Memorandum by the Assistant Secretary of State (Sayre)13

I had asked the South African Minister to come and meet Mr. Strong to hear first hand what the Department of Agriculture is prepared to do toward meeting South African wishes regarding the importation of grapes.

After the Minister had reiterated the South African complaint and expressed his fears of the outcome I asked Mr. Strong to take the floor.

Mr. Strong repeated what he had said to me on September 12 regarding the willingness of this Department to send experts to England to inspect refrigerating facilities of certain vessels and to Capetown to observe the operation of the precooling plant. The Minister was very pleased and expressed a desire to send a cablegram at once. He hoped that the inspections would not take long because the fruit growers must know in time to order their wooden containers from northern countries. Mr. Strong said that depending upon availability of vessels for inspection he thought it might take about two months (Mr. Strong later agreed in talking to us privately that, of course, vessels could be approved as inspected and an announcement could be made on the basis of say two or three vessels of the nine which it is understood are used in that fruit trade. Thus some time would be saved.) The Minister was anxious to make an early announcement, chiefly because of his personal concern over the effect it would have upon mitigating the boycott movement. Failing early results from the proposed journeys which might have such effect, the Minister thought that some public announcement in South Africa of our present plans would have a happy effect. Mr. Strong objected to any publicity right now for reasons which were obvious to us all. He thought it would be better to make a complete announcement after every angle of the [Page 870] situation had been explored and we were definitely prepared from the date of the announcement to admit grapes under the conditions described. The Minister was not certain that he could agree to withhold from the public every iota of information. He said that he would prepare a cable giving first the facts for the information of his government and secondly a suggestion as to a public announcement. He described a draft telegram to be reviewed by ourselves, and we agreed to do so.

Mr. Strong stated that he was ready to send his men at once. The refrigeration expert would go to England as soon as he was informed where and when the ships would be available. The entomologist would go to Capetown as soon as he was informed whether such a visit would be welcome.

F[rancis] B. S[ayre]
  1. Memorandum of a meeting in the Office of Assistant Secretary Sayre regarding South African fruits.
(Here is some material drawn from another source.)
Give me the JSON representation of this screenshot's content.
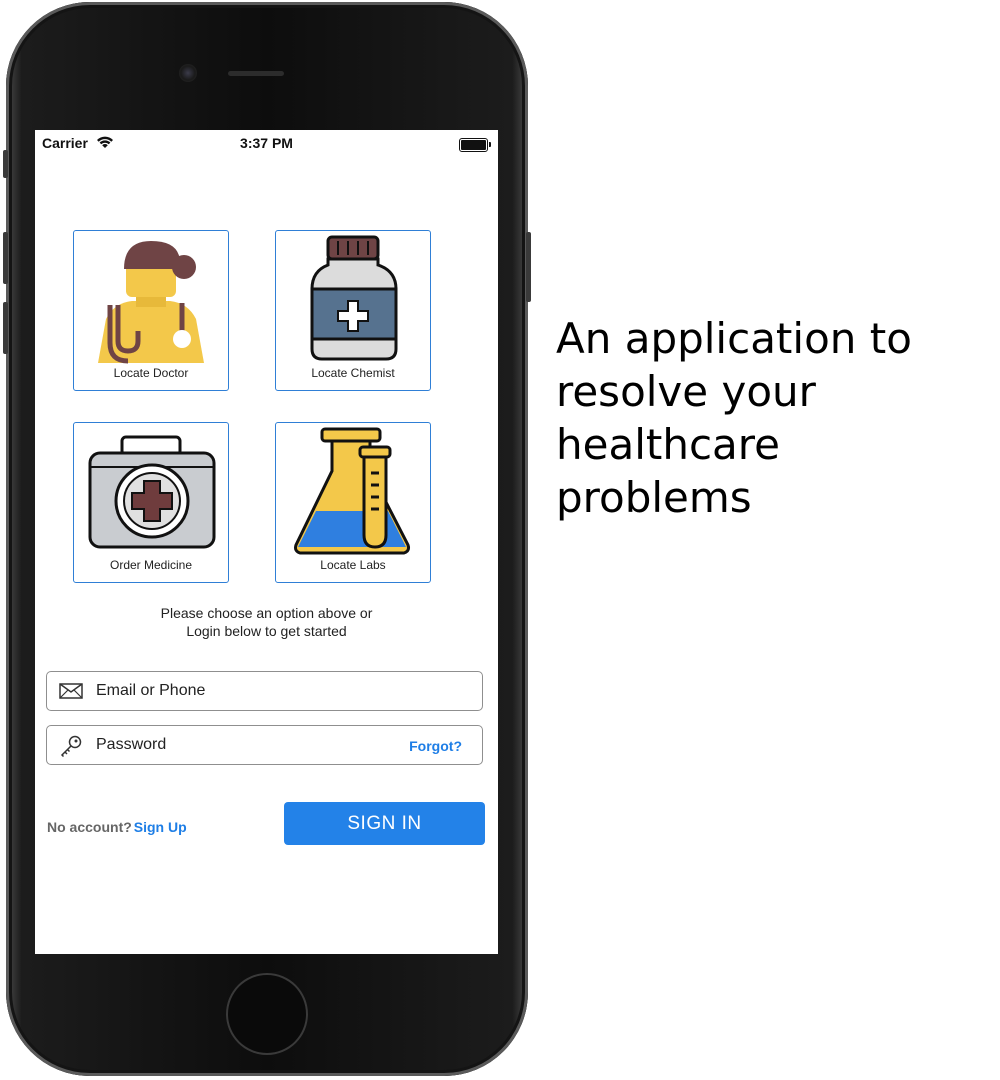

Present besides Mr. Sayre were the following: the South African Minister; the First Secretary of the South African Legation; Mr. Lee A. Strong, Chief, Bureau of Entomology and Plant Quarantine, Department of Agriculture; and Mr. John R. Minter of the Division of Western European Affairs.